39 Critical appraisal for therapy Example:Critical appraisal for therapyWere the subjects randomized?Were all subjects received similar treatment?Were all relevant outcomes considered?Were all subjects randomized included in the analysis?Calculate CER, EER, RRR, ARR, and NNTWere study subjects similar to our patients in terms of prognostic factors?
40 Hierarchy of evidence Level 1 Level 2 Level 3 Level 4 Rec BCRecWeight ofScientificScrutinyLevel 1Level 2Level 3Level 4Meta-analysis of RCTLarge RCTSmall RCTNon-Randomized trialsObservational studiesCase series / reportsAnecdotes, expert, consensusFor complete description see
41 Implementation of EBM practice: How to get started 1. Teaching EBM in medical schools / PPDSEasier than to change the already existing attitudeMost importantMay be included in formal curricula or integrated inexisting activities: ward rounds, on calls, casepresentations, group discussions, journal clubs, etc2. Workshop for teaching staff3. Workshop for practitioners, incl. nurses

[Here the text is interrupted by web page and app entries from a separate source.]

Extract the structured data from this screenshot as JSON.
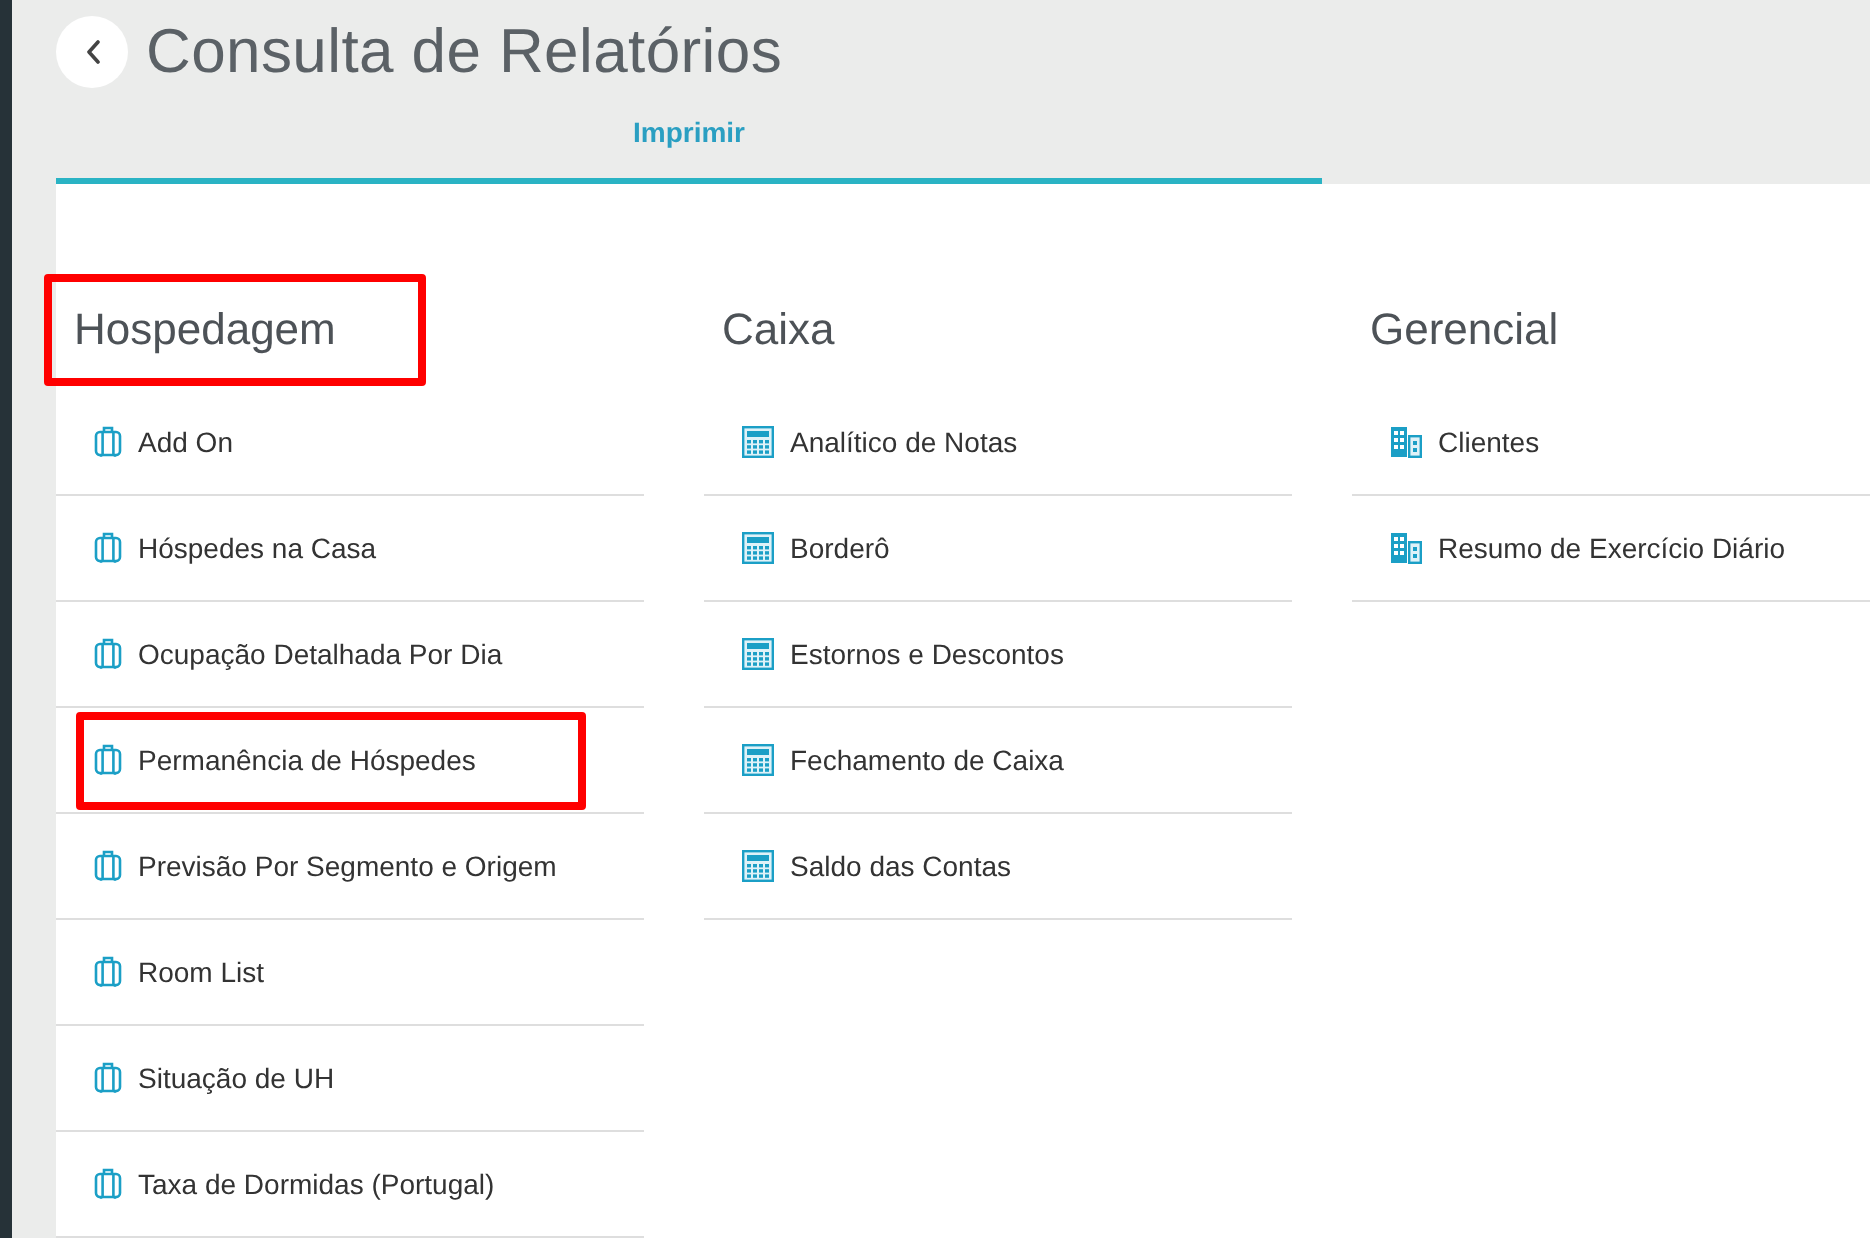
{
  "header": {
    "title": "Consulta de Relatórios"
  },
  "tabs": [
    {
      "label": "Imprimir",
      "selected": true
    }
  ],
  "sections": [
    {
      "title": "Hospedagem",
      "kind": "luggage",
      "highlighted": true,
      "items": [
        {
          "label": "Add On",
          "highlighted": false
        },
        {
          "label": "Hóspedes na Casa",
          "highlighted": false
        },
        {
          "label": "Ocupação Detalhada Por Dia",
          "highlighted": false
        },
        {
          "label": "Permanência de Hóspedes",
          "highlighted": true
        },
        {
          "label": "Previsão Por Segmento e Origem",
          "highlighted": false
        },
        {
          "label": "Room List",
          "highlighted": false
        },
        {
          "label": "Situação de UH",
          "highlighted": false
        },
        {
          "label": "Taxa de Dormidas (Portugal)",
          "highlighted": false
        }
      ]
    },
    {
      "title": "Caixa",
      "kind": "calculator",
      "highlighted": false,
      "items": [
        {
          "label": "Analítico de Notas",
          "highlighted": false
        },
        {
          "label": "Borderô",
          "highlighted": false
        },
        {
          "label": "Estornos e Descontos",
          "highlighted": false
        },
        {
          "label": "Fechamento de Caixa",
          "highlighted": false
        },
        {
          "label": "Saldo das Contas",
          "highlighted": false
        }
      ]
    },
    {
      "title": "Gerencial",
      "kind": "buildings",
      "highlighted": false,
      "items": [
        {
          "label": "Clientes",
          "highlighted": false
        },
        {
          "label": "Resumo de Exercício Diário",
          "highlighted": false
        }
      ]
    }
  ]
}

42 Resistance to EBM teaching & learning Rudimentary skill in critical appraisal /methodological skillLimited resources, esp. time factorLack of high quality evidenceSkepticism toward evidence-based practice‘Happy’ with current practice
44 The EBM Cycle Patient With problem Apply Formulate The evidence In answerablequestionApplyThe evidenceAppraiseThe evidenceSearch theevidence
45 Criticism to EBM EBM makes expensive medical care EBM cannot be implemented in developing countriesEBM is costly and time consumingEBM ignore pathophysiology & reasoningEBM ignore experience and clinical judgmentEB-guidelines etc interfere with professional autonomy
46 Advantages of EBM Encourages reading habit Improves methodological skill (and willingness to do research?!)Encourages rational & up to date management of patientsReduces intuition & judgment in clinical practice, but not eliminates themConsistent with ethical and medico-legal aspects of patient management
47 End result Self directed, life-long learning attitude for high quality patient care
48 Conclusion EBM is nothing more than a framework of systematic use of current valid study resultsrelevant to our patient